Mike Freeman wrote in a recent article that this weekend's De La Hoya-Mayweather Jr. bout would be boxing's last stand, its last chance to hold off the "UFC barbarians at the gate." The thing is, he's right -- only not in the way he thinks.
The media blitz leading up to this fight is a sign of the times for boxing. A huge press tour filled with headline-grabbing antics and sound bites has proved only one thing: boxing is in a bad, bad way. But what Freeman doesn't understand is that mixed martial arts is not to blame for boxing's decline. Boxing is.
|If it's head-butting thugs you're looking for, boxing's your sport. (Getty Images)|
Not sure what he means by "hooliganism", but I can only assume it's something like the fracas that erupted during the Mayweather-Zab Judah bout that saw Mayweather Jr.'s uncle and trainer ejected and suspended. Never mind that this type of thing has never happened in the middle of a UFC bout, though it has happened numerous times in boxing's storied history (how is Andrew Golota these days, anyway?).
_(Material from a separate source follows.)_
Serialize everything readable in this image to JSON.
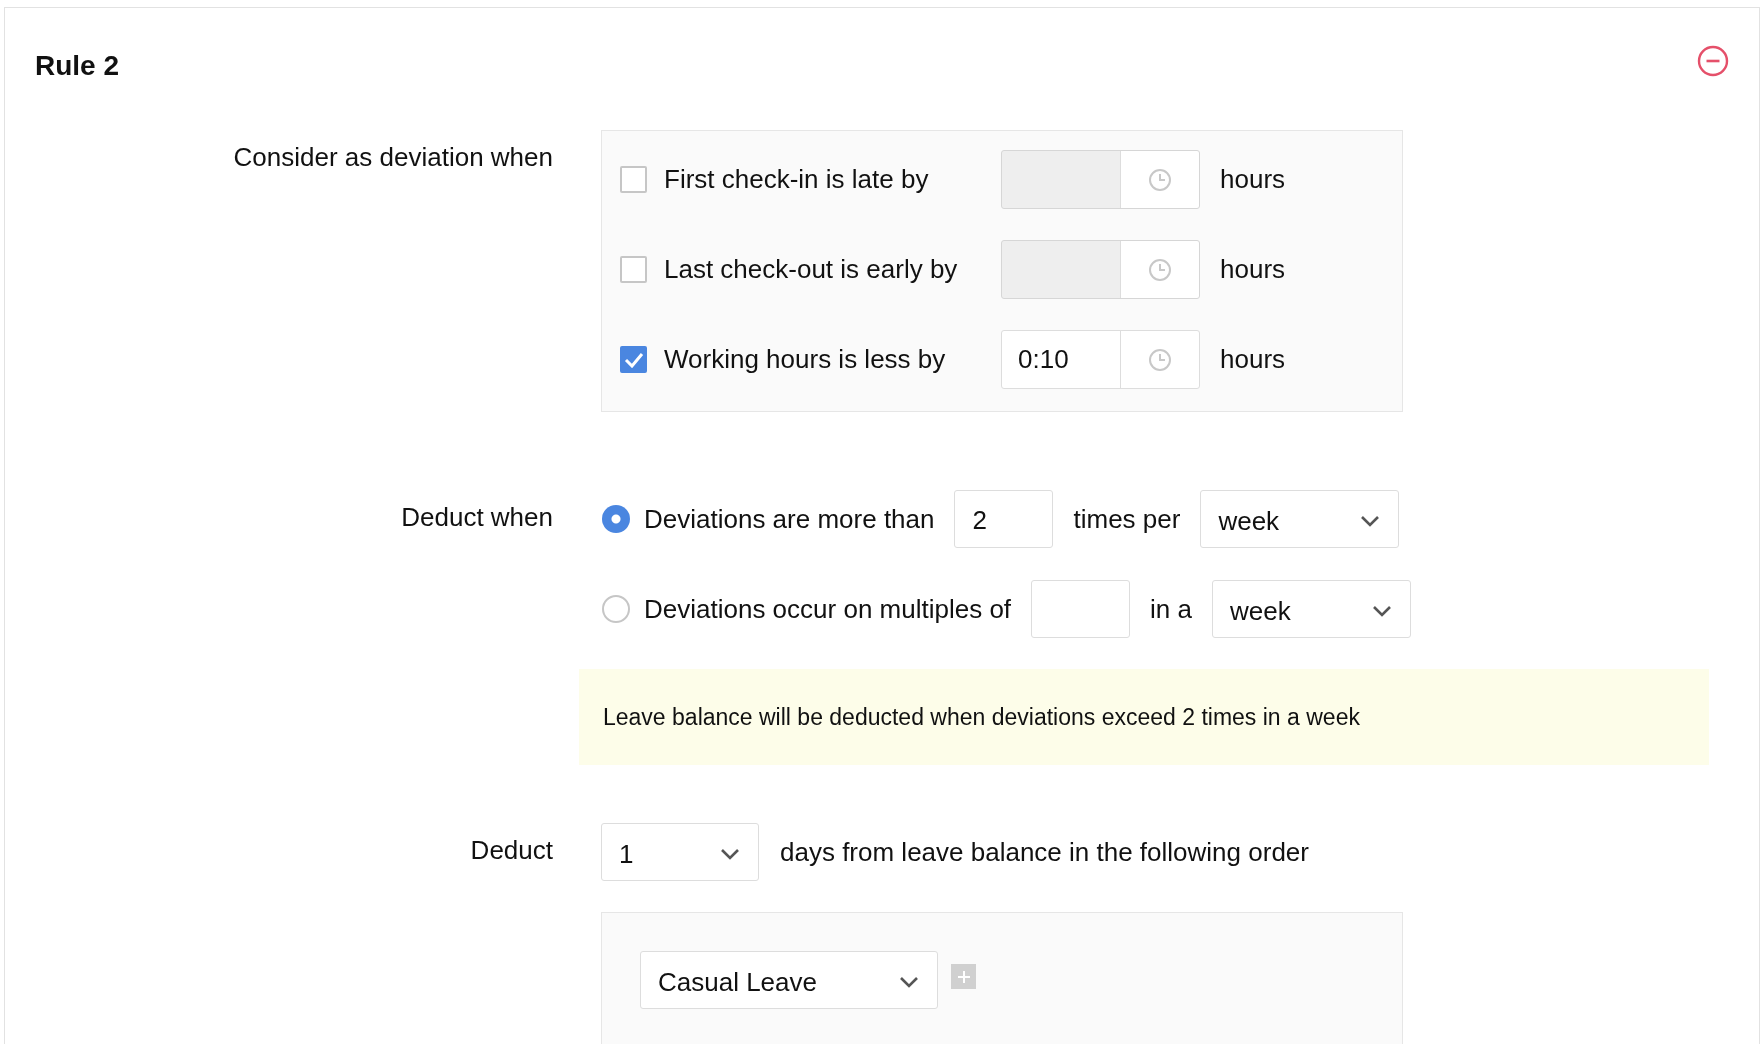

When Freeman writes that all MMA has done is "take a few former nightclub bouncers, knuckle crackers and parolees, put on some fancy TV graphics and told them, 'Kick the other guy in the nuts,'" I can only assume he's hoping to contrast some of boxing's upstanding citizens like Mike Tyson and Sonny Liston with such thuggish MMA fighters as former high school math teacher Rich Franklin, or Olympic silver-medalist IFL coach Matt Lindland.
The reason boxing is floundering now isn't because MMA has lured fans away with some shameless spectacle. Boxing is suffering because of its own mistakes, its own legacy of mismatches, corruption and underwhelming efforts.
I grew up with boxing and I still love it the way one loves a ne'er-do-well uncle. In all likelihood, I'll end up ordering the De La Hoya-Mayweather bout, just as I have ordered every UFC in recent memory.
But when this fight is over, where is boxing going to go? What happens next weekend, when MMA comes back with its weekly shows like The Ultimate Fighter and IFL Battleground? Boxing will be back where it was before this fight, with cards full of fighters few have ever heard of and even fewer care about.
Notice that when Freeman makes his case for this weekend's bout as the fight to save boxing, he doesn't mention any other match-up besides De La Hoya-Mayweather. It makes me wonder: Could he even name another fight on that card without looking it up first? Boxing has come to depend solely on the main event draw, putting all its hope into one fight at a time, just as it is doing now.
MMA, on the other hand, offers up fight cards full of exciting matchups. It's not at all uncommon to see more than one title go up for grabs on a single UFC pay-per-view, and even the undercard fighters are relatively well-known by fans of the sport.
But beyond the marketing side of things, MMA is successful because it is compelling to watch as a sport. Not only is it safer (there has never been a death or serious injury in a sanctioned MMA bout), but it requires a wider range of skill from its participants.
Those who think it's simply barbarism either a) have no concept of the intricacies of the ground game and how that affects every other aspect of a fight, or b) have never really watched much MMA.
I suspect Freeman falls more into the second category, which is a shame. Many boxing fans seem to feel such a loyalty to their sport that they can't watch an MMA event unless they're doing so to find something worth criticizing, something that will prove once and for all that boxing is superior.